Carefully, I unfolded this little pink piece of paper. As I read it, emotions overwhelmed me. Gentle words, coming from the pure and innocent kindness of a kid completely unknown to me, besides her name. A kid motivated by only one wish, to provide a little bit of courage and encouragement to a total stranger. Mission accomplished. With newly-found energy and inspiration, I kept pushing the whole afternoon, determined to make it to Washington the next day.
Friday, August 25th:
This morning, the pain is still there. Every step I take feels like having a knife stabbed into my shin. I can hardly walk. Time moves slowly, just like me. I can feel every elapsing minute. It’s going to be a long day, I know it. I have 22 miles to go until the next town, Cascade Locks.

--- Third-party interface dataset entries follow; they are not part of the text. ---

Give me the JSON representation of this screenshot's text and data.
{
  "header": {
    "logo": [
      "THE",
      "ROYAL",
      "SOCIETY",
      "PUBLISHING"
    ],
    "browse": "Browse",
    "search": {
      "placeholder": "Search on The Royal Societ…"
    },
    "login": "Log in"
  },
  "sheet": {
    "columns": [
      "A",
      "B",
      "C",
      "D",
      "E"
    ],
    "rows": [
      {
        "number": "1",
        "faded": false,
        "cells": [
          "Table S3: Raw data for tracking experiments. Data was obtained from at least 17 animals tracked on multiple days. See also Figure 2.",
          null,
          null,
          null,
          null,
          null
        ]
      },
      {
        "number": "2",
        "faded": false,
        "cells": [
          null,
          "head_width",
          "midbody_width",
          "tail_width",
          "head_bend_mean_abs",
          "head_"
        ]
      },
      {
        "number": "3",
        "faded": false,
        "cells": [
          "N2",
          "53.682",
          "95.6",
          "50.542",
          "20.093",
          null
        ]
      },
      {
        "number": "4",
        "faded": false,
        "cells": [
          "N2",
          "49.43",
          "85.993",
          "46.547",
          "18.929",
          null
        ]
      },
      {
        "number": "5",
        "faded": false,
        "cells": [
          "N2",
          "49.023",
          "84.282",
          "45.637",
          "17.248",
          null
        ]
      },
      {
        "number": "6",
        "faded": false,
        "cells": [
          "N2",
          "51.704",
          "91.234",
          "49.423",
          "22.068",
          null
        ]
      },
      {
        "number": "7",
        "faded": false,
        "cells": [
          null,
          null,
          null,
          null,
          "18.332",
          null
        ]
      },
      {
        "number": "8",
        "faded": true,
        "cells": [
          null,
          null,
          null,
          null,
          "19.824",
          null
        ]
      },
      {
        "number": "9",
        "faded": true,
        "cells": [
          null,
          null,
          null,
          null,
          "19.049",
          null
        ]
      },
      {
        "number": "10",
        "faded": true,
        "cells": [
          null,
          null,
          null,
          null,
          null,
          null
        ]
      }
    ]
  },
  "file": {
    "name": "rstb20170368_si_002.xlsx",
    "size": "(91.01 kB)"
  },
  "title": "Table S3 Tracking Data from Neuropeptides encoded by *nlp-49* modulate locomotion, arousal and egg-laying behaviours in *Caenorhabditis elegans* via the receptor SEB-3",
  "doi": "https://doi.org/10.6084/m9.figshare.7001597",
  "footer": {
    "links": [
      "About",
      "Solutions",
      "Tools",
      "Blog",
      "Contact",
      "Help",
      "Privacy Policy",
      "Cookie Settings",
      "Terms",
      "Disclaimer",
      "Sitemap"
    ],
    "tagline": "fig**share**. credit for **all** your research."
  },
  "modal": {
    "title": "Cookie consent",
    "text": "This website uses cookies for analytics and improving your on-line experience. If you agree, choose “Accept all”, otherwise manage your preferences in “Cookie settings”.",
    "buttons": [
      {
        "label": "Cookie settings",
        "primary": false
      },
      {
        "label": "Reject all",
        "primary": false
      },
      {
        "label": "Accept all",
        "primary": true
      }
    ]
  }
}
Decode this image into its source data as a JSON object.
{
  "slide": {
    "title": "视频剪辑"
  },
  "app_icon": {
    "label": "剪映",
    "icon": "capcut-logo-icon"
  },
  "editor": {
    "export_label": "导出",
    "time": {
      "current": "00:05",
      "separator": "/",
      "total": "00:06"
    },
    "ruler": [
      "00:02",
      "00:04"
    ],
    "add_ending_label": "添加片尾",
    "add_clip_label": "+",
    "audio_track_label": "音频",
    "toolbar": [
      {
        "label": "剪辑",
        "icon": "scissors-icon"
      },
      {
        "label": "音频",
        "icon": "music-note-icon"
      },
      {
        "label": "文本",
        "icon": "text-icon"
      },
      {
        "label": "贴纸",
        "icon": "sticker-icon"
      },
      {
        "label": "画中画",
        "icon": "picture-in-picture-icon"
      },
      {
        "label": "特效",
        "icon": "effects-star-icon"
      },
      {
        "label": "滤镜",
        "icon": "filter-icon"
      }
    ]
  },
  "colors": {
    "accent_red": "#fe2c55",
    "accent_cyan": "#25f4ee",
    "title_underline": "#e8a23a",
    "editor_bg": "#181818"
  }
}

Moving so slowly, knowing how much faster I could go if I was healthy, frustrates me. I feel betrayed by my own body which keeps failing me. I sit down for a few minutes to get some relief from the pain. Looking into a void, I get lost in my thoughts, wondering what to do. Wondering why this happens to me. But before I even get the chance to let myself sink into a never-ending hole of despair and self-lamentation, I stand up, grab my pole, and start walking with newly found determination. I will not stop. Not today. Not this close to my goal.
I choose to hike in silence, with no music. I force my mind to face the pain every step I take. I try to recalibrate my brain to accept this pain, to accept this discomfort. This mental confrontation makes me feel vulnerable. But it’s in those moments, when you strip off the armor, that you discover who you really are. Are you a quitter? Or are you a fighter? I wanted to know. I kept moving, thinking that if I could take another step, then I owed to take it. I had no other choice anyway. I had to make it to town.
The pain somehow started to settle down. It was still there physically, but my mind was stronger than it was. That night, I made it to town after 11 hours of hiking on one leg. But that night, I felt a special sense of accomplishment. Today, I pushed the boundaries of how much pain I could tolerate. Today, I found peace in discomfort and difficulty. And today, I finished Oregon.
“Hard” feels shitty sometimes. This is what hard feels like. If it were easy, everybody would do it.
This website contains affiliate links, which means The Trek may receive a percentage of any product or service you purchase using the links in the articles or advertisements. The buyer pays the same price as they would otherwise, and your purchase helps to support The Trek's ongoing goal to serve you quality backpacking advice and information. Thanks for your support!
To learn more, please visit the About This Site page.